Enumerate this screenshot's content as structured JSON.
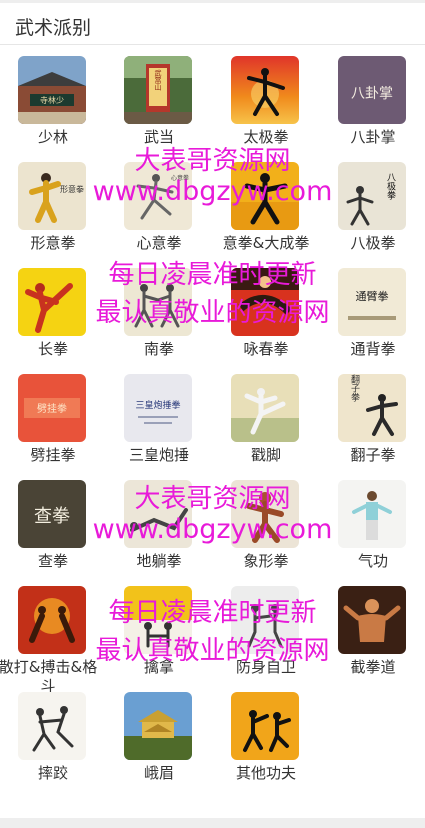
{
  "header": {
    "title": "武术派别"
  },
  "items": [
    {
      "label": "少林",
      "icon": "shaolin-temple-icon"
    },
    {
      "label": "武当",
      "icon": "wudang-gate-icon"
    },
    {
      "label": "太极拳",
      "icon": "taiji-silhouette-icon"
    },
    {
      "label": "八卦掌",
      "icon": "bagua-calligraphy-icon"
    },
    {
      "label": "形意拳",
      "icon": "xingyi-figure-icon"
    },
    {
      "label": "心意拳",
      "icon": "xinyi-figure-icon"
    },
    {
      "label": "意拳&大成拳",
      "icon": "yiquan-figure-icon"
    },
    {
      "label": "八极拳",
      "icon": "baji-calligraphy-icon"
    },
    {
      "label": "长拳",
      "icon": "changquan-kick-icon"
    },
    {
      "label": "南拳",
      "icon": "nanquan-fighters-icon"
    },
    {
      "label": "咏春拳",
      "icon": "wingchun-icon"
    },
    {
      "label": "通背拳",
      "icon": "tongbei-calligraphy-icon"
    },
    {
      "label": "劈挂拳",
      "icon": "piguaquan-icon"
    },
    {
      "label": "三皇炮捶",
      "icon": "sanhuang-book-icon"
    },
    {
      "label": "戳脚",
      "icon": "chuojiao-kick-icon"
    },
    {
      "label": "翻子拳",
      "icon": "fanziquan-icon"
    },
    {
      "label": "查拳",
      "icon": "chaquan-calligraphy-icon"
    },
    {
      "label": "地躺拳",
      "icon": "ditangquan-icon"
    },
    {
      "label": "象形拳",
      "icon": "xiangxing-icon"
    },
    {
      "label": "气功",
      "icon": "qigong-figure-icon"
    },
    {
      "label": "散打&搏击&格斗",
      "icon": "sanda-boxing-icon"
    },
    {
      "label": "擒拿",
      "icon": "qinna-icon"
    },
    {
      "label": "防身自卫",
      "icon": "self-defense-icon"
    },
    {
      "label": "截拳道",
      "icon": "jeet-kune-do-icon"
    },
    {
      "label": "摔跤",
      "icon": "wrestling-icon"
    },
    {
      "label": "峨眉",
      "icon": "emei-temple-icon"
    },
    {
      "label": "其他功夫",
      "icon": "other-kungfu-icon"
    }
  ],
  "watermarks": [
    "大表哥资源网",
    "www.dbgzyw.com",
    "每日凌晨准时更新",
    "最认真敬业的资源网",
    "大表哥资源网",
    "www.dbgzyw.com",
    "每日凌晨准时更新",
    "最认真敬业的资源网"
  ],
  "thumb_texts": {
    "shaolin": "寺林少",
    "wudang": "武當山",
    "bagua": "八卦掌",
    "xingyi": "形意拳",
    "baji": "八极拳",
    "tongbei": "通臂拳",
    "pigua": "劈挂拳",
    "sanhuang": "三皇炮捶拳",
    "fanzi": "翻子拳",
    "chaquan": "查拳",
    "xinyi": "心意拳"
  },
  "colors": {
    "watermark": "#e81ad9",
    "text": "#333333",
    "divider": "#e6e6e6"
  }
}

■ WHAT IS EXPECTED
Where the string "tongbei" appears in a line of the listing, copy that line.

■ YOUR SOLUTION
      "icon": "tongbei-calligraphy-icon"
    "tongbei": "通臂拳",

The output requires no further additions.